According to the administration’s website, lifting these regulations will help American workers and increase wages by more than $30 billion over the next 7 years. Trump also reiterated his promise during a meeting at the White House on Jan. 23, where he said he would
By the end of 2016, there were 97,110 pages in the Federal Register, according to the Competitive Enterprise Institute, and a whopping 600 of those affected small businesses directly. Regulations have become an increasingly big problem for small businesses: Owners said regulations were their fifth greatest concern in 2012; regulations have since jumped to the second greatest concern in 2016, according to NFIB’s 2016 Small Business Problems & Priorities report. Overall, 72 percent of small business owners believe regulations are a serious problem.
Trump is also targeting the Affordable Care Act. He issued an order on Jan. 20 to ease the law’s regulations, according to . Under his proposal, federal agencies wouldn’t be able to issue regulations that would broaden the law’s power. The Department of Health and Human Services and other departments would also be able to “delay implementing any piece of the law that might impose a ‘fiscal burden’ on states, healthcare providers, families, or individuals.”
“Small businesses bear a disproportionate amount of the regulatory burden as compared to larger corporations,” Harned said in a recent testimony before the U.S. Senate Committee on Homeland Security and the Government Affairs Subcommittee on Regulatory Affairs and Federal Management. “It’s the small business owner, not one of a team of ‘compliance officers’ who is charged with understanding new regulations, filling out required paperwork, and ensuring the business is in compliance with new federal mandates.
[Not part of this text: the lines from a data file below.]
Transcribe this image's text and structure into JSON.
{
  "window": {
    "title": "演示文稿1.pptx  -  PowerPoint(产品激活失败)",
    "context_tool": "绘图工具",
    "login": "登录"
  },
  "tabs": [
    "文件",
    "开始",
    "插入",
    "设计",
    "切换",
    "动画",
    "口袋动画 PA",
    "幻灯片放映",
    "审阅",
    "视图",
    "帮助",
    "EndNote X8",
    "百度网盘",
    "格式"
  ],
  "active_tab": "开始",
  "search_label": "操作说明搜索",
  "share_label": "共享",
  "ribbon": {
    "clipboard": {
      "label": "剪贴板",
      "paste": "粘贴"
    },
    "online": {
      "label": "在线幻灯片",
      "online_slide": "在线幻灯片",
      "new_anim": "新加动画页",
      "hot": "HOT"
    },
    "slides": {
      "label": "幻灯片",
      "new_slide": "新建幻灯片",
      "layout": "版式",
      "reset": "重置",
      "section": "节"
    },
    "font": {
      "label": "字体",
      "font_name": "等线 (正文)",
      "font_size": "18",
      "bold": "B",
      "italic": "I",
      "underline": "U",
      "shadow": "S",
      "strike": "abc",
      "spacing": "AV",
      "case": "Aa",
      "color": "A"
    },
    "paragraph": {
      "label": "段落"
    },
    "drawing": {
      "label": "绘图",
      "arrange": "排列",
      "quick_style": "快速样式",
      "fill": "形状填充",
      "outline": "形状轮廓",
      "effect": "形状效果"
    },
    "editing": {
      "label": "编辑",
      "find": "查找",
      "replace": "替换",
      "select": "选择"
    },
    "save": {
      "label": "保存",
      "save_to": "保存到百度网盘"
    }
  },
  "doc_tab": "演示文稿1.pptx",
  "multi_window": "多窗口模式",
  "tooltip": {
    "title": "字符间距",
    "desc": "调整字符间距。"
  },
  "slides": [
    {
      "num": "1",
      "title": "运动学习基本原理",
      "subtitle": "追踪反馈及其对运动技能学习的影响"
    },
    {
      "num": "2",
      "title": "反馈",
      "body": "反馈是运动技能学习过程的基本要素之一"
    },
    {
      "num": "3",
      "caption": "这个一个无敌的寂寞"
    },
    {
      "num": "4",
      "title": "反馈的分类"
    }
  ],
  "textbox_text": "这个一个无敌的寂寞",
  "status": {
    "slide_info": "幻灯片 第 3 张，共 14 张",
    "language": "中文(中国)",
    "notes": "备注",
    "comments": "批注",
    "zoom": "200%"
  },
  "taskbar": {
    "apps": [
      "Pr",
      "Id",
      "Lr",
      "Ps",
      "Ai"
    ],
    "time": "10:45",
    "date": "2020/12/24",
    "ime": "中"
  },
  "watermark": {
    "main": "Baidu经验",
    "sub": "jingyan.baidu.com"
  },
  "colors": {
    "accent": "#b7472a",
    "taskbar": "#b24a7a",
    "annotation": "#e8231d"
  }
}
Every hour a small business owner spends understanding and complying with a federal regulation is one less hour she has to service customers and plan for future growth.”
Harned also pointed out that small businesses employ 58 million Americans and create more than half of the jobs in the country. “If lawmakers and the next administration are serious about growing the economy, they’ll fix what is stifling the small business sector: regulations.”
Photo credit: Gage Skidmore